[00:05:13] So build, I'm just gonna want it to run the TypeScript compiler. That's all we need there. Dev, which is a live development environment where a server spins up and whenever things change, it's rebuilt. I can look at, like, maybe localhost 1,2,3,4, if I'm building a web app. So, in this case, because it's not gonna be a web application, it'll be just a tiny library.

[00:05:41] I'm just gonna say, I want TypeScript to run, but I want it to sort of watch for changes and rebuild whatever I change. And here's how we can do that. So I'm gonna say do the stuff you would do for build, but I want to run this in watch mode.

[00:06:00] So this is now passing additional arguments to TSC beyond what would be passed to it for the build script. And then finally, this one's important. Preserve watch output. So TSC --watch by default will clear the console whenever you save a file. And I feel like that is not so valuable in cases where it maybe you saw a few errors and you fix a few and you save and you kind of wanna see the history of what was spit out before.

[00:06:38] Preserved watch output just means nothing is cleared. Like just let my terminal do what it's gonna do. I don't want my tools to erase information from my console. So this is a good time for us to make sure we install all of those dependencies that we will need.

[00:07:06] And this I just noticed this not in the instructions, but it's fine. We can make it work. So here's what we're gonna do. All I need actually let's finish the script here real quick and then we'll install those dependencies because it's gonna let us do that all in one step.

[00:07:25] So we have a lint task. When I run yarn lint, I want eslint to run. And I want it to look just lint whatever's in the source folder. And I have to tell it that it's to look at not just js files, but also ts. By default, it's just gonna look at JavaScript.

[00:07:45] And, obviously, we're writing TypeScript today. And then, one last command here test, and we're gonna use jest for testing. So I'll save my package JSON. And now I wanna install some dependencies. This is not in the notes right now. So this is where you wanna look at what I'm doing real quick.

[00:08:07] So I'm gonna say yarn, add -D for development dependency, right. This is just stuff we need for our built environment. We want to install TypeScript. Eslint and jest. And it's TypeScript, eslint and jest. So it's really just those things that we state that we need, All right. Last thing, this is for those of you that have been able to use volta successfully.

[00:08:43] I want to pin the version of node and yarn to the current stable releases. So that if a new release is cut tomorrow, I am not sort of taking that in by accident for this project and nobody in my team is. Someone's working with the beta of no jazz.
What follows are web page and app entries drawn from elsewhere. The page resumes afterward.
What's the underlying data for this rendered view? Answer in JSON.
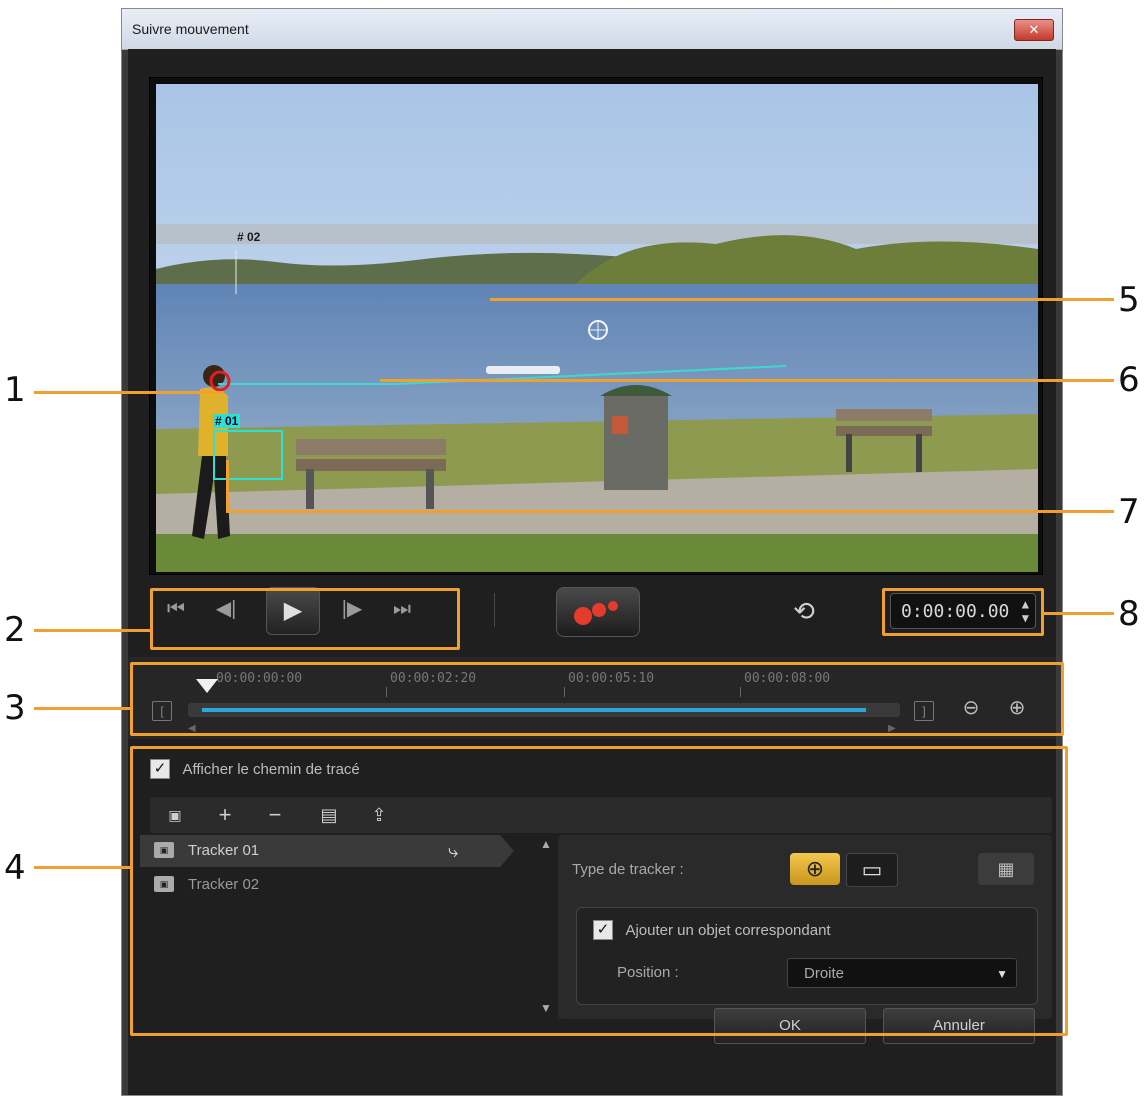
{
  "dialog": {
    "title": "Suivre mouvement",
    "close_glyph": "✕"
  },
  "preview": {
    "tracker_labels": [
      "# 02",
      "# 01"
    ]
  },
  "playback": {
    "icons": [
      "go-to-start-icon",
      "step-back-icon",
      "play-icon",
      "step-forward-icon",
      "go-to-end-icon",
      "record-icon",
      "reset-history-icon"
    ],
    "timecode": "0:00:00.00"
  },
  "timeline": {
    "ticks": [
      "00:00:00:00",
      "00:00:02:20",
      "00:00:05:10",
      "00:00:08:00"
    ]
  },
  "panel": {
    "show_path_label": "Afficher le chemin de tracé",
    "show_path_checked": true,
    "trackers": [
      {
        "name": "Tracker 01",
        "selected": true
      },
      {
        "name": "Tracker 02",
        "selected": false
      }
    ],
    "tracker_type_label": "Type de tracker :",
    "add_object_label": "Ajouter un objet correspondant",
    "add_object_checked": true,
    "position_label": "Position :",
    "position_value": "Droite"
  },
  "buttons": {
    "ok": "OK",
    "cancel": "Annuler"
  },
  "callouts": [
    "1",
    "2",
    "3",
    "4",
    "5",
    "6",
    "7",
    "8"
  ],
  "colors": {
    "callout": "#f0a030",
    "tracker_active": "#2de0d0",
    "timeline_fill": "#2aa9d8",
    "type_button_active": "#f2c94c"
  }
}
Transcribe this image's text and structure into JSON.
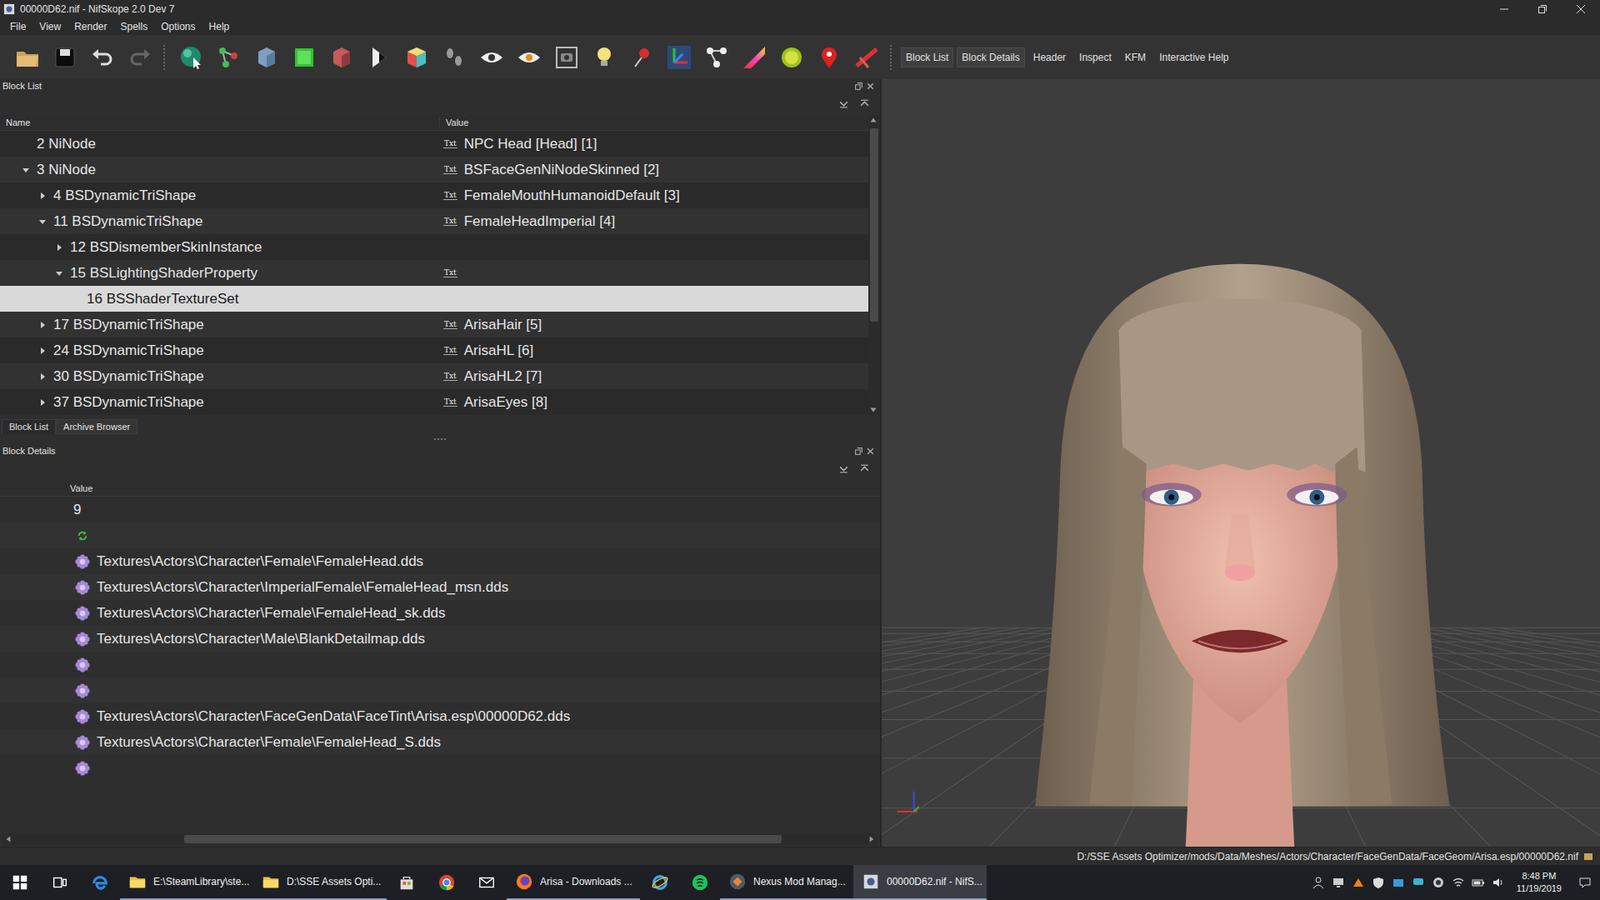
{
  "window": {
    "title": "00000D62.nif - NifSkope 2.0 Dev 7"
  },
  "menu": [
    "File",
    "View",
    "Render",
    "Spells",
    "Options",
    "Help"
  ],
  "toolbar": {
    "buttons": [
      {
        "label": "Block List",
        "checked": true
      },
      {
        "label": "Block Details",
        "checked": true
      },
      {
        "label": "Header",
        "checked": false
      },
      {
        "label": "Inspect",
        "checked": false
      },
      {
        "label": "KFM",
        "checked": false
      },
      {
        "label": "Interactive Help",
        "checked": false
      }
    ]
  },
  "block_list": {
    "title": "Block List",
    "columns": [
      "Name",
      "Value"
    ],
    "rows": [
      {
        "name": "2 NiNode",
        "value": "NPC Head [Head] [1]",
        "value_icon": "Txt",
        "depth": 0,
        "expandable": false,
        "expanded": false,
        "selected": false
      },
      {
        "name": "3 NiNode",
        "value": "BSFaceGenNiNodeSkinned [2]",
        "value_icon": "Txt",
        "depth": 0,
        "expandable": true,
        "expanded": true,
        "selected": false
      },
      {
        "name": "4 BSDynamicTriShape",
        "value": "FemaleMouthHumanoidDefault [3]",
        "value_icon": "Txt",
        "depth": 1,
        "expandable": true,
        "expanded": false,
        "selected": false
      },
      {
        "name": "11 BSDynamicTriShape",
        "value": "FemaleHeadImperial [4]",
        "value_icon": "Txt",
        "depth": 1,
        "expandable": true,
        "expanded": true,
        "selected": false
      },
      {
        "name": "12 BSDismemberSkinInstance",
        "value": "",
        "value_icon": "",
        "depth": 2,
        "expandable": true,
        "expanded": false,
        "selected": false
      },
      {
        "name": "15 BSLightingShaderProperty",
        "value": "",
        "value_icon": "Txt",
        "depth": 2,
        "expandable": true,
        "expanded": true,
        "selected": false
      },
      {
        "name": "16 BSShaderTextureSet",
        "value": "",
        "value_icon": "",
        "depth": 3,
        "expandable": false,
        "expanded": false,
        "selected": true
      },
      {
        "name": "17 BSDynamicTriShape",
        "value": "ArisaHair [5]",
        "value_icon": "Txt",
        "depth": 1,
        "expandable": true,
        "expanded": false,
        "selected": false
      },
      {
        "name": "24 BSDynamicTriShape",
        "value": "ArisaHL [6]",
        "value_icon": "Txt",
        "depth": 1,
        "expandable": true,
        "expanded": false,
        "selected": false
      },
      {
        "name": "30 BSDynamicTriShape",
        "value": "ArisaHL2 [7]",
        "value_icon": "Txt",
        "depth": 1,
        "expandable": true,
        "expanded": false,
        "selected": false
      },
      {
        "name": "37 BSDynamicTriShape",
        "value": "ArisaEyes [8]",
        "value_icon": "Txt",
        "depth": 1,
        "expandable": true,
        "expanded": false,
        "selected": false
      }
    ]
  },
  "tabs": [
    {
      "label": "Block List",
      "selected": true
    },
    {
      "label": "Archive Browser",
      "selected": false
    }
  ],
  "block_details": {
    "title": "Block Details",
    "columns": [
      "Value"
    ],
    "rows": [
      {
        "kind": "number",
        "value": "9"
      },
      {
        "kind": "link",
        "value": ""
      },
      {
        "kind": "texture",
        "value": "Textures\\Actors\\Character\\Female\\FemaleHead.dds"
      },
      {
        "kind": "texture",
        "value": "Textures\\Actors\\Character\\ImperialFemale\\FemaleHead_msn.dds"
      },
      {
        "kind": "texture",
        "value": "Textures\\Actors\\Character\\Female\\FemaleHead_sk.dds"
      },
      {
        "kind": "texture",
        "value": "Textures\\Actors\\Character\\Male\\BlankDetailmap.dds"
      },
      {
        "kind": "texture",
        "value": ""
      },
      {
        "kind": "texture",
        "value": ""
      },
      {
        "kind": "texture",
        "value": "Textures\\Actors\\Character\\FaceGenData\\FaceTint\\Arisa.esp\\00000D62.dds"
      },
      {
        "kind": "texture",
        "value": "Textures\\Actors\\Character\\Female\\FemaleHead_S.dds"
      },
      {
        "kind": "texture",
        "value": ""
      }
    ]
  },
  "status_bar": {
    "path": "D:/SSE Assets Optimizer/mods/Data/Meshes/Actors/Character/FaceGenData/FaceGeom/Arisa.esp/00000D62.nif"
  },
  "taskbar": {
    "items": [
      {
        "kind": "start",
        "label": "",
        "selected": false
      },
      {
        "kind": "taskview",
        "label": "",
        "selected": false
      },
      {
        "kind": "edge",
        "label": "",
        "selected": false
      },
      {
        "kind": "explorer",
        "label": "E:\\SteamLibrary\\ste...",
        "selected": false
      },
      {
        "kind": "explorer",
        "label": "D:\\SSE Assets Opti...",
        "selected": false
      },
      {
        "kind": "store",
        "label": "",
        "selected": false
      },
      {
        "kind": "chrome",
        "label": "",
        "selected": false
      },
      {
        "kind": "mail",
        "label": "",
        "selected": false
      },
      {
        "kind": "firefox",
        "label": "Arisa - Downloads ...",
        "selected": false
      },
      {
        "kind": "ie",
        "label": "",
        "selected": false
      },
      {
        "kind": "greenapp",
        "label": "",
        "selected": false
      },
      {
        "kind": "nexus",
        "label": "Nexus Mod Manag...",
        "selected": false
      },
      {
        "kind": "nifskope",
        "label": "00000D62.nif - NifS...",
        "selected": true
      }
    ],
    "time": "8:48 PM",
    "date": "11/19/2019"
  }
}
[00:09:04] I don't want them to be suffering from weird bugs. That relate to people using different nodes. So here's how we do that volta pin node yarn. That's it, and running this, we can see that this little bit here was added. So when people check this project out, if they have Volta installed on their machine, they're gonna get node 12,19 and yarn 1, 22.

[00:09:36] By the way, this isn't the latest stable release. I think this is the latest LTS. Which is perfectly fine. In fact, if you go and look at the node documentation around versions, they pretty much say that you should unless you have a compelling reason, you should be using the LTS in production.

[00:09:55] It's a very good idea to do that. All right. We don't really have a Git repo yet. So this is a good time to make our first commit. Well, first we have to do Git init and then I'll add all this you can see our node modules is ignored on the left sidebar here, which is great.

[00:10:17] And I'm just gonna call this initial commit. And now we have a Git repo and one commit.